John Boscawen also said “Both the Human Rights Commission and the Electoral Commission said last year that third parties who wanted to influence the election result by placing election advertisements should be allowed to spend up to $300,000. Parliament ignored them on this issue also, and if the Act is not to be repealed in its entirety before the election, it is not too late for Parliament to amend it and to allow third parties to spend up to $300,000 as recommended by both these bodies.”
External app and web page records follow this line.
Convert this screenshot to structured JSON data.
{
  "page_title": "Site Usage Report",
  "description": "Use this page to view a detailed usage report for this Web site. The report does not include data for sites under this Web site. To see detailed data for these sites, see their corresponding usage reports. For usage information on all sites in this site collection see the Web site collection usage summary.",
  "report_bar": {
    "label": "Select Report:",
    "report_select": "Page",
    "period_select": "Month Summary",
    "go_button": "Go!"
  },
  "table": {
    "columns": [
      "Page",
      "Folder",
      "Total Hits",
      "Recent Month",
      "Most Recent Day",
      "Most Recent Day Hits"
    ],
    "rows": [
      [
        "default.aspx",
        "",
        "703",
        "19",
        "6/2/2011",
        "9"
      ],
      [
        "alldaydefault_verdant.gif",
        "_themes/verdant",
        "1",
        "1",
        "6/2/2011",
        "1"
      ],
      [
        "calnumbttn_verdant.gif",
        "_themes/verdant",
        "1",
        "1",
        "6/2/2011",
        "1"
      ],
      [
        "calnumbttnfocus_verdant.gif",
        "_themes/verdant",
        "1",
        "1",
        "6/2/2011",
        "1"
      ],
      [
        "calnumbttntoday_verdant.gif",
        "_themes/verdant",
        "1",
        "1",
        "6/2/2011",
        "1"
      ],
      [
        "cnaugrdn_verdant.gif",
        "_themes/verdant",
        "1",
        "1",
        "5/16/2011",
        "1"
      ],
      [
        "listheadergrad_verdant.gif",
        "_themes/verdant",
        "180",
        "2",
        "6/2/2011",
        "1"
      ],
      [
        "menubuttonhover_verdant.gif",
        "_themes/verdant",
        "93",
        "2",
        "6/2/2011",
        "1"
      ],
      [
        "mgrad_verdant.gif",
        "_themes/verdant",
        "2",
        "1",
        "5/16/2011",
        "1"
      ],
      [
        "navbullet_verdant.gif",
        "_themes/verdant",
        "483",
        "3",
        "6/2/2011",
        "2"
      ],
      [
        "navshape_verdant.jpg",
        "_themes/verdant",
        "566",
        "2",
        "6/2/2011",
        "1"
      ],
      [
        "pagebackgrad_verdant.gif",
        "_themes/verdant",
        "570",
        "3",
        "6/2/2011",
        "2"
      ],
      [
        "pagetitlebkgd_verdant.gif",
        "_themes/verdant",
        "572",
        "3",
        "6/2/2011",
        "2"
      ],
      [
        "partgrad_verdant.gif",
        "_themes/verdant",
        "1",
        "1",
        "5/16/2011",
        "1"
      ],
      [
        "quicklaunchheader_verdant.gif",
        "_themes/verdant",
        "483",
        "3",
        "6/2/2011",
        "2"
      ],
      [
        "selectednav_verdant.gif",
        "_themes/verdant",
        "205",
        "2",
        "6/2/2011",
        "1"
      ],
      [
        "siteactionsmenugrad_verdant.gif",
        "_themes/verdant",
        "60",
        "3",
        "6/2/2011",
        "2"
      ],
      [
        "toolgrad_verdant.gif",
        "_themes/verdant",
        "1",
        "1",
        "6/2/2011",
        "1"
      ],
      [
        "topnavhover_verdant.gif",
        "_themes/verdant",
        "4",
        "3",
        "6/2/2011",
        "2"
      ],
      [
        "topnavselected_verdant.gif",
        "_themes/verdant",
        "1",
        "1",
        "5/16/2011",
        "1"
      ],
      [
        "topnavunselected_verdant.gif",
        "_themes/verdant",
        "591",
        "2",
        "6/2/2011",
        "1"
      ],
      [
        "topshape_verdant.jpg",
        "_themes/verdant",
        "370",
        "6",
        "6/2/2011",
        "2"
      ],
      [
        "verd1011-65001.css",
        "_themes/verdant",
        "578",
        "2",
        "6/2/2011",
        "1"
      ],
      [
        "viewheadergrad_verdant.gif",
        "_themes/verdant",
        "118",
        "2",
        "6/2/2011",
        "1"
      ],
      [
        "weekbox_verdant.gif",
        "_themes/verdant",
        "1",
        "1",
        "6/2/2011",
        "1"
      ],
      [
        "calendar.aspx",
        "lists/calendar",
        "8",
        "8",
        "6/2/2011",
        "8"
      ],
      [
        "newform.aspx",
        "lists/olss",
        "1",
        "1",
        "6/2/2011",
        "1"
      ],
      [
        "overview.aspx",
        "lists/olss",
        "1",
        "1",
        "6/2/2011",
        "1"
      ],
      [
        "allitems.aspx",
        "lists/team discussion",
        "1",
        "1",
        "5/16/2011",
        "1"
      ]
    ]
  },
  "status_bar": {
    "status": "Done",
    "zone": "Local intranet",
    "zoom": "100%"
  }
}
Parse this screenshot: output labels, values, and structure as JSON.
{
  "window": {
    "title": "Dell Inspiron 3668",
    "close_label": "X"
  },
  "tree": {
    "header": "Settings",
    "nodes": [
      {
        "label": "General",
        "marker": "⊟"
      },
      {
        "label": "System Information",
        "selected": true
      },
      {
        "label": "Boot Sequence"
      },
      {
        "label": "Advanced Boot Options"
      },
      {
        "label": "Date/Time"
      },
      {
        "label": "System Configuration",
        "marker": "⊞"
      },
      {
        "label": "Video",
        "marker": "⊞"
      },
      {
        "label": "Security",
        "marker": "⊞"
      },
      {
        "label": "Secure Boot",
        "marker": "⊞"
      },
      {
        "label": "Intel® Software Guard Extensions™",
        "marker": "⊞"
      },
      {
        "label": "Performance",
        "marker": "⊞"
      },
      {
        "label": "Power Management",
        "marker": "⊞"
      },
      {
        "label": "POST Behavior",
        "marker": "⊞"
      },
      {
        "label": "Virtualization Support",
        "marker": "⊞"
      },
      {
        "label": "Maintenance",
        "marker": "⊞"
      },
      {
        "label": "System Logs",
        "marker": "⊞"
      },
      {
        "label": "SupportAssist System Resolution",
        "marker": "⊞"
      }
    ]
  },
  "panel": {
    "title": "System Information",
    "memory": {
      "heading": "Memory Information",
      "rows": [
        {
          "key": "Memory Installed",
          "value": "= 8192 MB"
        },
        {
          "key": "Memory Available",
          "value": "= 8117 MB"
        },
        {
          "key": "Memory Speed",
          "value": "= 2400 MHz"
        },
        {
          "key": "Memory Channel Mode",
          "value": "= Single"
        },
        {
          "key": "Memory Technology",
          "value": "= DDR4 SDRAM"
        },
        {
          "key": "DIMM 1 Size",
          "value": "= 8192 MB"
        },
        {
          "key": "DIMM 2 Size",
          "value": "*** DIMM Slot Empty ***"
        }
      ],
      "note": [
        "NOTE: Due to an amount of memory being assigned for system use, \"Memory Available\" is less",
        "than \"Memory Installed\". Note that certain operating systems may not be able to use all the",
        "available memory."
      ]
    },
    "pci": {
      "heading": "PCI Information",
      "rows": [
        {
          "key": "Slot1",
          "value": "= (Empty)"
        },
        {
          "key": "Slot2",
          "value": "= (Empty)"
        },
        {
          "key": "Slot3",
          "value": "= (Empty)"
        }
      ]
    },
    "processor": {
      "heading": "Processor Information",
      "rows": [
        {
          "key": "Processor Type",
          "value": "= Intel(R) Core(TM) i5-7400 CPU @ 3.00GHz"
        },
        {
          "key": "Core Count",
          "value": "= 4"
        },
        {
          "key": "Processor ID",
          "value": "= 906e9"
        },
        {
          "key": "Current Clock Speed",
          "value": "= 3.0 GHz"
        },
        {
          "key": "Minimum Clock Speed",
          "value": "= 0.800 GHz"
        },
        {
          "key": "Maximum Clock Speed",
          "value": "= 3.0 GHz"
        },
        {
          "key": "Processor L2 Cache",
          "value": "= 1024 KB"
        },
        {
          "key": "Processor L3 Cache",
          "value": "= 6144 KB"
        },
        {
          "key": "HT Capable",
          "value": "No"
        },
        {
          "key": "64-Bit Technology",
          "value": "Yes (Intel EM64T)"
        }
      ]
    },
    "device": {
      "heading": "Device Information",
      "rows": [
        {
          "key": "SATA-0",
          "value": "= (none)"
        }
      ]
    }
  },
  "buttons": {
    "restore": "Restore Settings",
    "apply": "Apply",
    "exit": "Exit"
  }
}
The parties supporting the Electoral Finance Act had argued last year that it was required to increase transparency of donations to political parties. We have seen in recent weeks how easy it is to get around these restrictions. We are now told that the Vela family and their companies reputedly gave New Zealand First $150,000 over 5 years. Winston Peters says neither he nor New Zealand First did anything illegal in this regard and he could be absolutely correct. More importantly, exactly the same thing could happen in 2008 despite the Electoral Finance Act. If the Velas had 10 New Zealand-owned companies, each could give up to $10,000 of their own money to New Zealand First (or any other political party) this year. Nothing in the Electoral Finance Act would require this $100,000 to be disclosed (the New Zealand Companies Office records show that there could be at least 8 separate Vela family branded companies and a further 5 associated with New Zealand Bloodstock Limited business).
John Boscawen also said: “The uncertainty and the complexity of the law has been highlighted by the fact that Labour, New Zealand First, The Greens and the Progressives have all fallen foul of it, with the Progressives recently having had an advertisement published early this year referred to the police by the Electoral Commission.”